- Special Education is often used as a crutch for students, parents, and teacher alike. Students with indentified disabilities are often given watered down assignments, less work load, and lower expectations. Human beings in general often rise to the level of expectations put upon them. Students can figure out pretty quick when they are not expected to “do” as much as other kids. This sort of enabling has damaging long terms effects that I see almost daily in my classroom. Parents can also fall victim to this as they rely on the “label” to justify anything and everything their child is doing. Teachers are not innocent in this as well. It is easy to give up on a kid when you think they are not capable due to their label.
For the record, I am not against helping kids and providing every single support available to a school. Quite the contrary, I will do anything to help a child succeed in my classroom and in life. However, don’t tell me I have to give extra help to a kid because his label and paperwork says so. I am going to give that kid some extra help because it is the right thing to do and because they need it. I understand the legal and financial implications of a special education. I also understand that my son would not have been given the opportunity to be in the fabulous early learning program he is in with being “labeled”. I find it sad that helping a child is something mandated rather than something we do because it is what we are supposed to be doing.
Special Education is not going away and honestly it probably shouldn’t. I just hope as educators we are helping all learners succeed in our classrooms and in life.

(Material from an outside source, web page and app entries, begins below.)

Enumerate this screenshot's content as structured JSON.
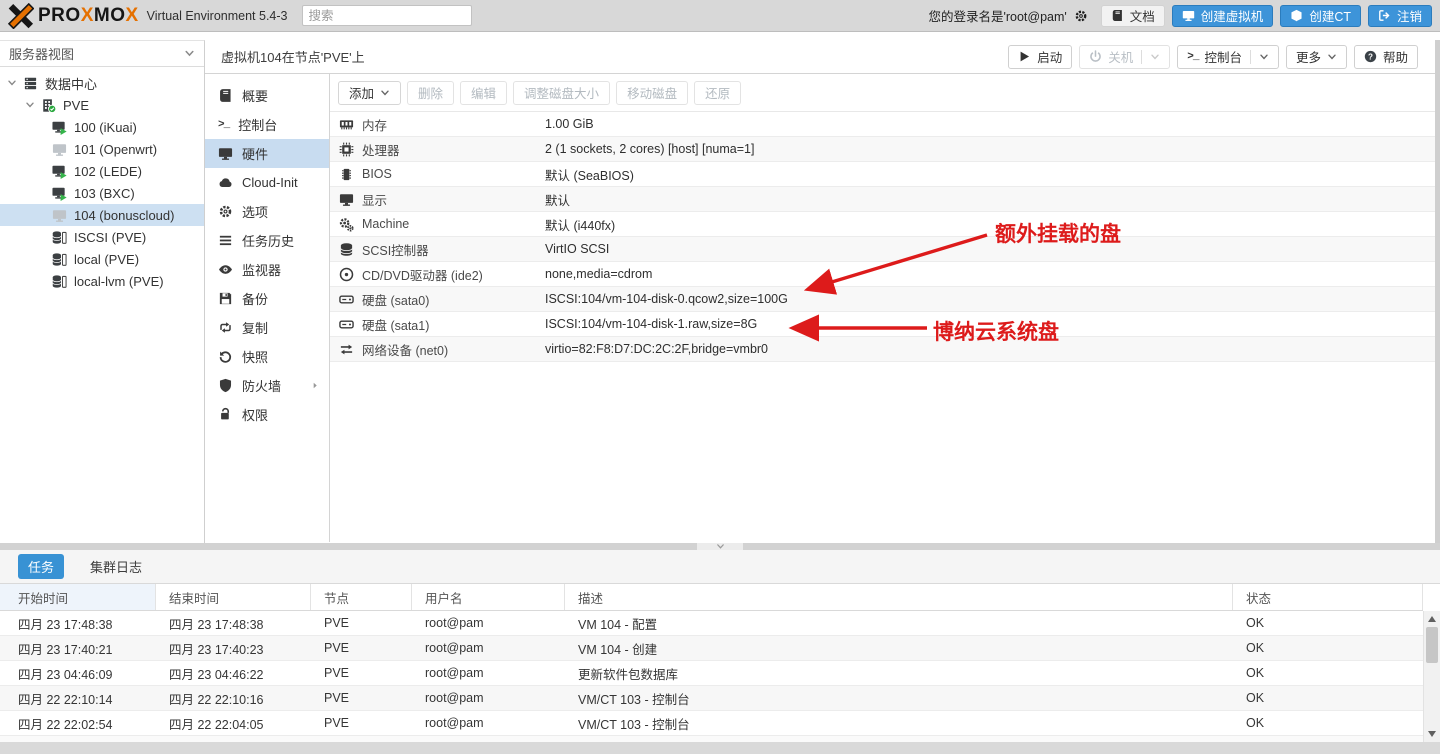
{
  "colors": {
    "accent": "#3892d4",
    "annotation_red": "#dd1b1b",
    "header_bg": "#d8d8d8",
    "selection": "#cde0f2",
    "logo_orange": "#e57000"
  },
  "header": {
    "logo_parts": [
      "PRO",
      "X",
      "MO",
      "X"
    ],
    "version": "Virtual Environment 5.4-3",
    "search_placeholder": "搜索",
    "login_text": "您的登录名是'root@pam'",
    "buttons": [
      {
        "name": "docs-button",
        "label": "文档",
        "icon": "book",
        "style": "light"
      },
      {
        "name": "create-vm-button",
        "label": "创建虚拟机",
        "icon": "monitor",
        "style": "primary"
      },
      {
        "name": "create-ct-button",
        "label": "创建CT",
        "icon": "cube",
        "style": "primary"
      },
      {
        "name": "logout-button",
        "label": "注销",
        "icon": "signout",
        "style": "primary"
      }
    ]
  },
  "sidebar": {
    "view_label": "服务器视图",
    "tree": [
      {
        "name": "datacenter",
        "label": "数据中心",
        "icon": "server",
        "level": 0,
        "expander": true
      },
      {
        "name": "pve",
        "label": "PVE",
        "icon": "node",
        "level": 1,
        "expander": true
      },
      {
        "name": "vm-100",
        "label": "100 (iKuai)",
        "icon": "vm-running",
        "level": 2
      },
      {
        "name": "vm-101",
        "label": "101 (Openwrt)",
        "icon": "vm-stopped",
        "level": 2
      },
      {
        "name": "vm-102",
        "label": "102 (LEDE)",
        "icon": "vm-running",
        "level": 2
      },
      {
        "name": "vm-103",
        "label": "103 (BXC)",
        "icon": "vm-running",
        "level": 2
      },
      {
        "name": "vm-104",
        "label": "104 (bonuscloud)",
        "icon": "vm-stopped",
        "level": 2,
        "selected": true
      },
      {
        "name": "storage-iscsi",
        "label": "ISCSI (PVE)",
        "icon": "storage",
        "level": 2
      },
      {
        "name": "storage-local",
        "label": "local (PVE)",
        "icon": "storage",
        "level": 2
      },
      {
        "name": "storage-local-lvm",
        "label": "local-lvm (PVE)",
        "icon": "storage",
        "level": 2
      }
    ]
  },
  "vm": {
    "title": "虚拟机104在节点'PVE'上",
    "actions": [
      {
        "name": "start-button",
        "label": "启动",
        "icon": "play",
        "enabled": true
      },
      {
        "name": "shutdown-button",
        "label": "关机",
        "icon": "power",
        "enabled": false,
        "split": true
      },
      {
        "name": "console-button",
        "label": "控制台",
        "icon": "terminal",
        "enabled": true,
        "split": true
      },
      {
        "name": "more-button",
        "label": "更多",
        "enabled": true,
        "caret": true
      },
      {
        "name": "help-button",
        "label": "帮助",
        "icon": "help",
        "enabled": true
      }
    ],
    "menu": [
      {
        "name": "overview",
        "label": "概要",
        "icon": "book"
      },
      {
        "name": "console",
        "label": "控制台",
        "icon": "terminal"
      },
      {
        "name": "hardware",
        "label": "硬件",
        "icon": "monitor",
        "selected": true
      },
      {
        "name": "cloud-init",
        "label": "Cloud-Init",
        "icon": "cloud"
      },
      {
        "name": "options",
        "label": "选项",
        "icon": "gear"
      },
      {
        "name": "task-history",
        "label": "任务历史",
        "icon": "list"
      },
      {
        "name": "monitor",
        "label": "监视器",
        "icon": "eye"
      },
      {
        "name": "backup",
        "label": "备份",
        "icon": "floppy"
      },
      {
        "name": "replication",
        "label": "复制",
        "icon": "retweet"
      },
      {
        "name": "snapshots",
        "label": "快照",
        "icon": "undo"
      },
      {
        "name": "firewall",
        "label": "防火墙",
        "icon": "shield",
        "submenu": true
      },
      {
        "name": "permissions",
        "label": "权限",
        "icon": "lock"
      }
    ],
    "toolbar": [
      {
        "name": "add-button",
        "label": "添加",
        "enabled": true,
        "caret": true
      },
      {
        "name": "remove-button",
        "label": "删除",
        "enabled": false
      },
      {
        "name": "edit-button",
        "label": "编辑",
        "enabled": false
      },
      {
        "name": "resize-disk-button",
        "label": "调整磁盘大小",
        "enabled": false
      },
      {
        "name": "move-disk-button",
        "label": "移动磁盘",
        "enabled": false
      },
      {
        "name": "revert-button",
        "label": "还原",
        "enabled": false
      }
    ],
    "hardware": [
      {
        "name": "memory",
        "icon": "memory",
        "label": "内存",
        "value": "1.00 GiB"
      },
      {
        "name": "processors",
        "icon": "cpu",
        "label": "处理器",
        "value": "2 (1 sockets, 2 cores) [host] [numa=1]"
      },
      {
        "name": "bios",
        "icon": "chip",
        "label": "BIOS",
        "value": "默认 (SeaBIOS)"
      },
      {
        "name": "display",
        "icon": "monitor",
        "label": "显示",
        "value": "默认"
      },
      {
        "name": "machine",
        "icon": "gears",
        "label": "Machine",
        "value": "默认 (i440fx)"
      },
      {
        "name": "scsi-controller",
        "icon": "db",
        "label": "SCSI控制器",
        "value": "VirtIO SCSI"
      },
      {
        "name": "cdrom-ide2",
        "icon": "disc",
        "label": "CD/DVD驱动器 (ide2)",
        "value": "none,media=cdrom"
      },
      {
        "name": "harddisk-sata0",
        "icon": "hdd",
        "label": "硬盘 (sata0)",
        "value": "ISCSI:104/vm-104-disk-0.qcow2,size=100G"
      },
      {
        "name": "harddisk-sata1",
        "icon": "hdd",
        "label": "硬盘 (sata1)",
        "value": "ISCSI:104/vm-104-disk-1.raw,size=8G"
      },
      {
        "name": "network-net0",
        "icon": "net",
        "label": "网络设备 (net0)",
        "value": "virtio=82:F8:D7:DC:2C:2F,bridge=vmbr0"
      }
    ]
  },
  "annotations": [
    {
      "text": "额外挂载的盘"
    },
    {
      "text": "博纳云系统盘"
    }
  ],
  "tasks": {
    "tabs": [
      {
        "name": "tab-tasks",
        "label": "任务",
        "active": true
      },
      {
        "name": "tab-cluster-log",
        "label": "集群日志",
        "active": false
      }
    ],
    "columns": [
      "开始时间",
      "结束时间",
      "节点",
      "用户名",
      "描述",
      "状态"
    ],
    "sorted_column": "开始时间",
    "rows": [
      [
        "四月 23 17:48:38",
        "四月 23 17:48:38",
        "PVE",
        "root@pam",
        "VM 104 - 配置",
        "OK"
      ],
      [
        "四月 23 17:40:21",
        "四月 23 17:40:23",
        "PVE",
        "root@pam",
        "VM 104 - 创建",
        "OK"
      ],
      [
        "四月 23 04:46:09",
        "四月 23 04:46:22",
        "PVE",
        "root@pam",
        "更新软件包数据库",
        "OK"
      ],
      [
        "四月 22 22:10:14",
        "四月 22 22:10:16",
        "PVE",
        "root@pam",
        "VM/CT 103 - 控制台",
        "OK"
      ],
      [
        "四月 22 22:02:54",
        "四月 22 22:04:05",
        "PVE",
        "root@pam",
        "VM/CT 103 - 控制台",
        "OK"
      ]
    ]
  },
  "icons": {
    "proxmox-logo": "stylized X",
    "search": "text-input",
    "gear": "⚙",
    "book": "📖",
    "monitor": "🖵",
    "cube": "cube",
    "signout": "exit-arrow",
    "server": "stacked-server",
    "node": "building+check",
    "vm-running": "monitor+green-play",
    "vm-stopped": "gray-monitor",
    "storage": "database",
    "play": "▶",
    "power": "power-symbol",
    "terminal": ">_",
    "help": "?",
    "cloud": "☁",
    "list": "≡",
    "eye": "eye",
    "floppy": "save-disk",
    "retweet": "⇆",
    "undo": "↺",
    "shield": "shield",
    "lock": "lock",
    "memory": "ram-module",
    "cpu": "processor-chip",
    "chip": "bios-chip",
    "gears": "⚙⚙",
    "db": "cylinder",
    "disc": "◎",
    "hdd": "hard-disk",
    "net": "⇄",
    "caret-down": "⌄",
    "caret-right": "›",
    "sort-down": "↓"
  }
}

I also hope that we don’t define our students by their label and hold all our students to high yet appropriate expectations.